AIM OF THE TASK: Extract, from the records beneath this instruction, each line that contains the word "icon".

--- DATA SHOWN Enclosed Below ---

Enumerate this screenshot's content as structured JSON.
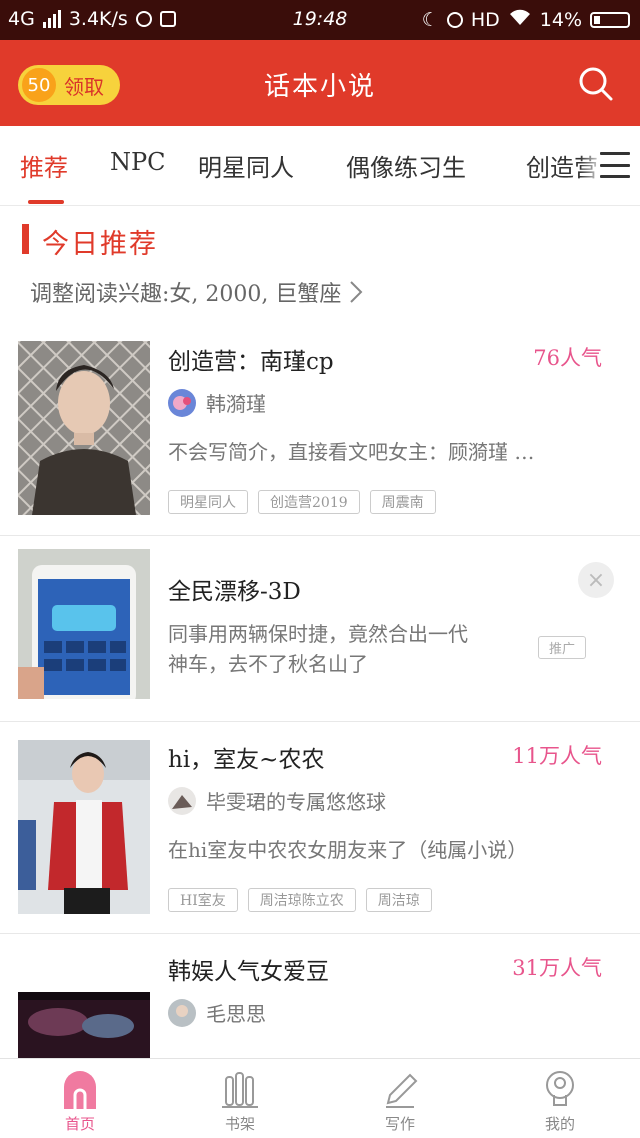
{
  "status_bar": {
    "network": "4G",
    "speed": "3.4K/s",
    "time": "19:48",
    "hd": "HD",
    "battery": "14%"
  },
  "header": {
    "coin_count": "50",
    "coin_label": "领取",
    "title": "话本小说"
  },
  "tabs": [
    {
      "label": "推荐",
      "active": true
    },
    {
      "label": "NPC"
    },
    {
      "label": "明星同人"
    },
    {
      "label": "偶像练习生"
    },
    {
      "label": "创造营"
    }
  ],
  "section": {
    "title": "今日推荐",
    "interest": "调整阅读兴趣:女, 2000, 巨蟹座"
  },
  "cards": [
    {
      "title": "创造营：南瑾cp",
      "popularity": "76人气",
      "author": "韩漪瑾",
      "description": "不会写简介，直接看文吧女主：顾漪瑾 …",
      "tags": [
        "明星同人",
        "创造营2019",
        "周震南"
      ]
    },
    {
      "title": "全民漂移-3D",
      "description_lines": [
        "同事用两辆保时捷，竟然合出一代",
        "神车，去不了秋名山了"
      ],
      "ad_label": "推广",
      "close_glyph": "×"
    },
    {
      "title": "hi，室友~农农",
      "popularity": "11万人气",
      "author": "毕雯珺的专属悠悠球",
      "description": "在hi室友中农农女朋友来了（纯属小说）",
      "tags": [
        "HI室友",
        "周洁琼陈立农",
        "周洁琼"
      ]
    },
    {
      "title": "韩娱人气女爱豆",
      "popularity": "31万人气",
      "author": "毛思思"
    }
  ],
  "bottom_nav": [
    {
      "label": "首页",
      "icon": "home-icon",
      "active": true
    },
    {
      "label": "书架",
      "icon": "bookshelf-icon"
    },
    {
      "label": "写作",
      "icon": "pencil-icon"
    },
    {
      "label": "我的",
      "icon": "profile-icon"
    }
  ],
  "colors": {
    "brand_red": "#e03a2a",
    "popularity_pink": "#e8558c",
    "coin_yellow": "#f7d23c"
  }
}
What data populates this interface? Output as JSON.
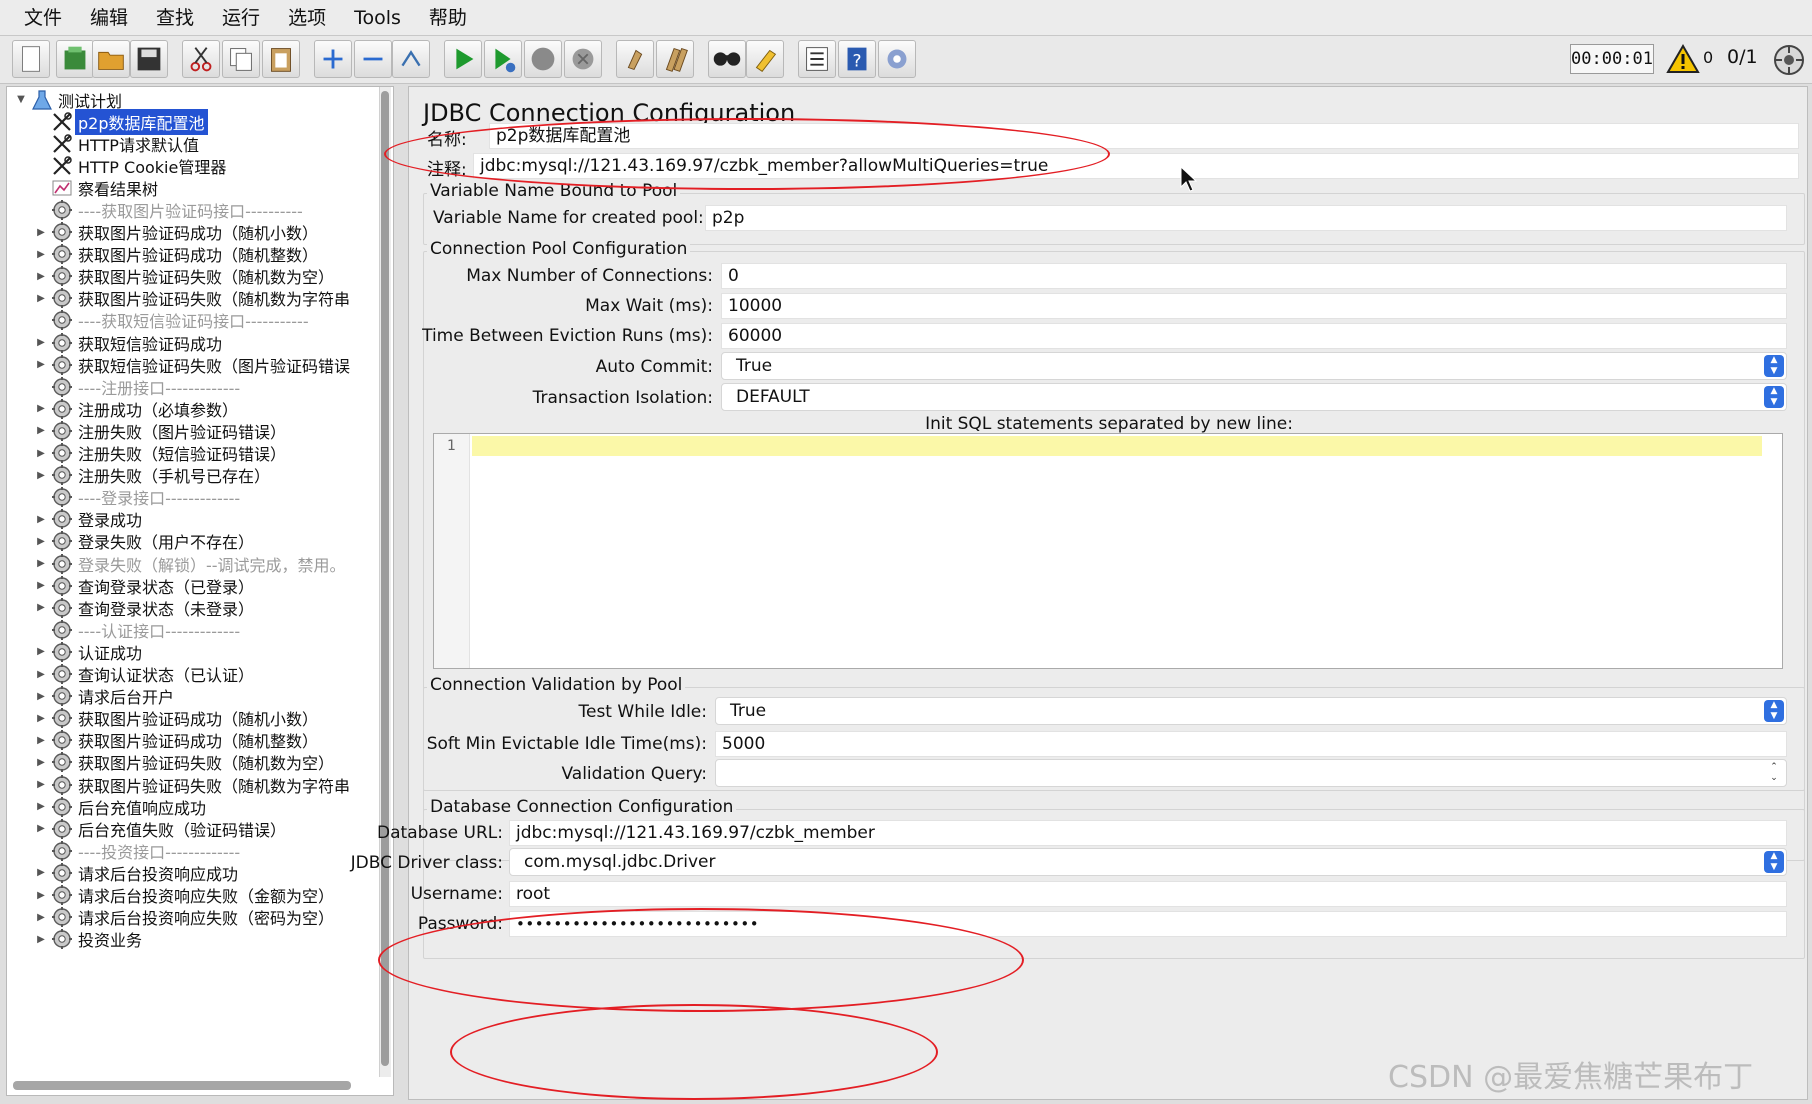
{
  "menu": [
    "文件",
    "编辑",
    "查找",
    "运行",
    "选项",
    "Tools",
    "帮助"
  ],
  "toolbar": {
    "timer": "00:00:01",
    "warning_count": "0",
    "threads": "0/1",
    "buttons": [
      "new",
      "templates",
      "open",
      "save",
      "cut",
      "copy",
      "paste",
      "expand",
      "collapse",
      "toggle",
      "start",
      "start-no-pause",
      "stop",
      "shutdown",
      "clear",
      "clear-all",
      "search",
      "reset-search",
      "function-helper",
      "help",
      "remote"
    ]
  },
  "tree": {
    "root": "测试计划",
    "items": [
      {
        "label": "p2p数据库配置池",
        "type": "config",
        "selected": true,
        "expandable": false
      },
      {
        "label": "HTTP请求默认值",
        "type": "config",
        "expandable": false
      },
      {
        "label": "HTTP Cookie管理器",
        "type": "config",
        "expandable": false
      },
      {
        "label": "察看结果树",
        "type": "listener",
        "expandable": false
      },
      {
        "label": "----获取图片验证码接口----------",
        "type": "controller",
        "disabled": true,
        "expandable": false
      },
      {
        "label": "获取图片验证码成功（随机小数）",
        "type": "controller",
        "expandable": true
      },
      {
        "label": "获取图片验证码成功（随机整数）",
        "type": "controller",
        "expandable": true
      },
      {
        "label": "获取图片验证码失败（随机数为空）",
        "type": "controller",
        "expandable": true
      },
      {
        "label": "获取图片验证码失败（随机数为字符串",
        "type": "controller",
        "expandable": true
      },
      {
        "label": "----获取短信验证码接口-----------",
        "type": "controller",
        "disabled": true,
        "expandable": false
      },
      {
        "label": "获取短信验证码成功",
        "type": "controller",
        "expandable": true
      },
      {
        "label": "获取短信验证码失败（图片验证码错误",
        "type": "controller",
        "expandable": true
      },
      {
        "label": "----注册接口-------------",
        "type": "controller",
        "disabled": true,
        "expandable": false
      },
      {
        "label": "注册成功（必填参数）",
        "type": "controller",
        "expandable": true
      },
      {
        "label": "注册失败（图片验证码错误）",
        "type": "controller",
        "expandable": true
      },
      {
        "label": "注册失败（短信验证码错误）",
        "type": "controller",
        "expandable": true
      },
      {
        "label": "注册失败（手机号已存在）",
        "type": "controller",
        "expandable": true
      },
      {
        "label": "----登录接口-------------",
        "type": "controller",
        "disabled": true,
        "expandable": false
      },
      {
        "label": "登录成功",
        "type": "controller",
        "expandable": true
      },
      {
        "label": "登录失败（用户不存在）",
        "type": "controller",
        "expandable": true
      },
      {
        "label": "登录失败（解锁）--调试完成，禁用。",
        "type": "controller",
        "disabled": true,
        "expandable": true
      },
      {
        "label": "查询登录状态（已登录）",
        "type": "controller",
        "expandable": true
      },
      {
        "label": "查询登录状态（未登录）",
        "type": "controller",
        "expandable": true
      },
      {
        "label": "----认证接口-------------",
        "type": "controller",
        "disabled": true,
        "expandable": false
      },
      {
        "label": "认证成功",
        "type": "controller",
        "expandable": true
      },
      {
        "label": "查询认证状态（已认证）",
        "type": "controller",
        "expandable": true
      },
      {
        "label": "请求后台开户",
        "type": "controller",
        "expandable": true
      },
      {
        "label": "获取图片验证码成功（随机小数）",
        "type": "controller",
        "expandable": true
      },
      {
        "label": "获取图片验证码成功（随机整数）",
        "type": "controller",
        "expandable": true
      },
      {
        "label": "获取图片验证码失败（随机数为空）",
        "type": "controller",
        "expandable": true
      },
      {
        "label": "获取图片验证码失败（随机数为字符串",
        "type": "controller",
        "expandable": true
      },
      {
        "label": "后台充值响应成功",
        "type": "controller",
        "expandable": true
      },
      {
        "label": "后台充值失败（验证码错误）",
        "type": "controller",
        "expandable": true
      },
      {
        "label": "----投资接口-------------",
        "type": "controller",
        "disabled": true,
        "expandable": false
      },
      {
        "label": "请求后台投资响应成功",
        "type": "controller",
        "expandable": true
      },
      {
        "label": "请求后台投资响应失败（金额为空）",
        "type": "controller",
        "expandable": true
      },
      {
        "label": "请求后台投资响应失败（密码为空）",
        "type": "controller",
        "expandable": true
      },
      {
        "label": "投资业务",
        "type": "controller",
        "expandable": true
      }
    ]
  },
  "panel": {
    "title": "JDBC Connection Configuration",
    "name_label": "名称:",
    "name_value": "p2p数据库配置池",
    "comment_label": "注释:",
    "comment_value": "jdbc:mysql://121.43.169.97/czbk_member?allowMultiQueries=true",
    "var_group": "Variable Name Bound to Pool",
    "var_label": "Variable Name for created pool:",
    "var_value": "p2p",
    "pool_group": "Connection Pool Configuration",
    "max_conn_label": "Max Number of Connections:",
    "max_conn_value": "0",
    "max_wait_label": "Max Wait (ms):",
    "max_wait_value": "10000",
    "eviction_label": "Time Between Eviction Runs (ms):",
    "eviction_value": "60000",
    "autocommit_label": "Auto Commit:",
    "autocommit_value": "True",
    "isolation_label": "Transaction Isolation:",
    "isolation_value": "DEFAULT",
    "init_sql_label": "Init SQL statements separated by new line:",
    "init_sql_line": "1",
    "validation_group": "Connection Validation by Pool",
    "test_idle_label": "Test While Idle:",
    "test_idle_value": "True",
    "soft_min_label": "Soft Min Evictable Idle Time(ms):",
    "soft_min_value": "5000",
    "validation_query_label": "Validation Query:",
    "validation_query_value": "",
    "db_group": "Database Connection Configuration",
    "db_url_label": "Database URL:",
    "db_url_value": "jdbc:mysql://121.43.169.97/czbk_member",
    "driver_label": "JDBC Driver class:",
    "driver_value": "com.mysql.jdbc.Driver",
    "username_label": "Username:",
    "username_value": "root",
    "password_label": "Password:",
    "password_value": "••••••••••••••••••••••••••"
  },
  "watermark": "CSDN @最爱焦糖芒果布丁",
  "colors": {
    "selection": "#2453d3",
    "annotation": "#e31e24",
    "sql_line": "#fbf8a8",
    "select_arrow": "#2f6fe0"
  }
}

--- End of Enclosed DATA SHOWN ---
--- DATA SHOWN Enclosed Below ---

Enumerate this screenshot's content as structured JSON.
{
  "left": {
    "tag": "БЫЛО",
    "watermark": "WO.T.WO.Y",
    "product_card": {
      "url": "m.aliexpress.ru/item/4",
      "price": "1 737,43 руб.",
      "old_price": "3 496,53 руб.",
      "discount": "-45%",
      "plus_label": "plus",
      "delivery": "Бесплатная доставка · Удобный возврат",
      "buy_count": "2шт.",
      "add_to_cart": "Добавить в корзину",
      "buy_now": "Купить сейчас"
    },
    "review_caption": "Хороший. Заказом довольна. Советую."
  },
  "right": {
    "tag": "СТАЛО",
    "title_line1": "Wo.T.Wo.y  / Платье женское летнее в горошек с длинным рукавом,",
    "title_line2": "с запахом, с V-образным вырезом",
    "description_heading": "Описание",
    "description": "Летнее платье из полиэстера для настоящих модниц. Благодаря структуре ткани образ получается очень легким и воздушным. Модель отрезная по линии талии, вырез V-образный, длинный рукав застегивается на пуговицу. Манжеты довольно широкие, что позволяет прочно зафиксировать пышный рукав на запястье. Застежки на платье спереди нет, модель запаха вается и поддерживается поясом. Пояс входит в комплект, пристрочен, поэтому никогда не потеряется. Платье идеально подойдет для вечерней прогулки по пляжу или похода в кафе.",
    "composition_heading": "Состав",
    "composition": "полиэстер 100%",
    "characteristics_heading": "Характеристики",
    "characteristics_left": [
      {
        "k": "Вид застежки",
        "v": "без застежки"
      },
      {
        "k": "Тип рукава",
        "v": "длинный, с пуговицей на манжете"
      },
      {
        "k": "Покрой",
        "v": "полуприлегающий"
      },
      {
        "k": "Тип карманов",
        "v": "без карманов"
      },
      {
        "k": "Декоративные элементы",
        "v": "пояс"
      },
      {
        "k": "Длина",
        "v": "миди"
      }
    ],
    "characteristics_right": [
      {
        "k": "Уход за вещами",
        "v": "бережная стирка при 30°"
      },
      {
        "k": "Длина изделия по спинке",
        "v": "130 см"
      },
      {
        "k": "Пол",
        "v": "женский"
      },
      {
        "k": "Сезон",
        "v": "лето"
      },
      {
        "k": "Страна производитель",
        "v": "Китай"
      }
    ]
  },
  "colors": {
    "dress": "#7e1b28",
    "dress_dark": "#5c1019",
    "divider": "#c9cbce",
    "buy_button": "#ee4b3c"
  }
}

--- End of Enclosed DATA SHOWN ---

TASK ANSWER:
      "icon": "home-icon",
      "icon": "bookshelf-icon"
      "icon": "pencil-icon"
      "icon": "profile-icon"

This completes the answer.